# Records for processing:
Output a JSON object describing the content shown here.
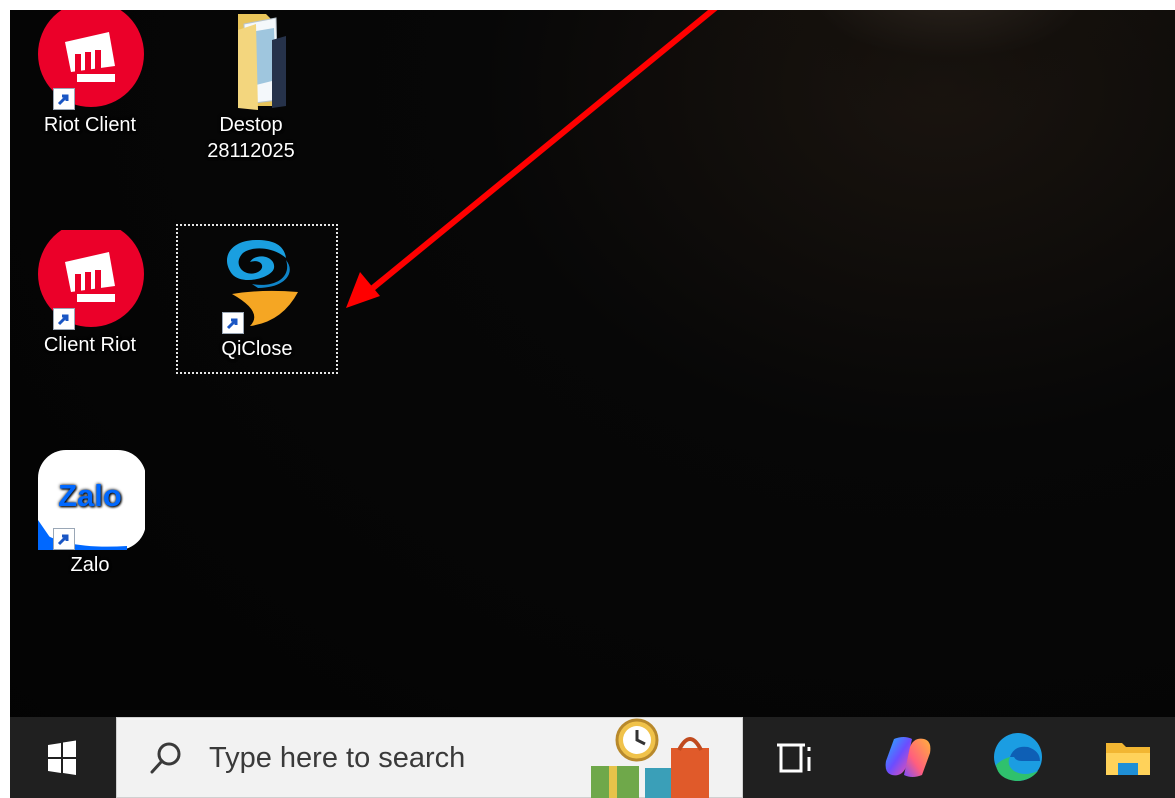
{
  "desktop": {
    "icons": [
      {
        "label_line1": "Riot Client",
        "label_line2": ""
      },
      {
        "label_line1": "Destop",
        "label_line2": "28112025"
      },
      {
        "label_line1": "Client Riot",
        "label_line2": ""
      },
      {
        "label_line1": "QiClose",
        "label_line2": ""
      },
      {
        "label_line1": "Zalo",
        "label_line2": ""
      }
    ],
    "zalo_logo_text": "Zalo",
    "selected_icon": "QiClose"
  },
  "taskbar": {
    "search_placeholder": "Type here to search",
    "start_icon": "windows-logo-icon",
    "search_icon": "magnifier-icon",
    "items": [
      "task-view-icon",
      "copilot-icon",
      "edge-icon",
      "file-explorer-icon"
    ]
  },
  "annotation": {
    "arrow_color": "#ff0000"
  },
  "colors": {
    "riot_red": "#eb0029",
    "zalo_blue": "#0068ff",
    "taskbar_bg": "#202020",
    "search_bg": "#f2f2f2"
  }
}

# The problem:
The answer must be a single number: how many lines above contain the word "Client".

# The answer:
2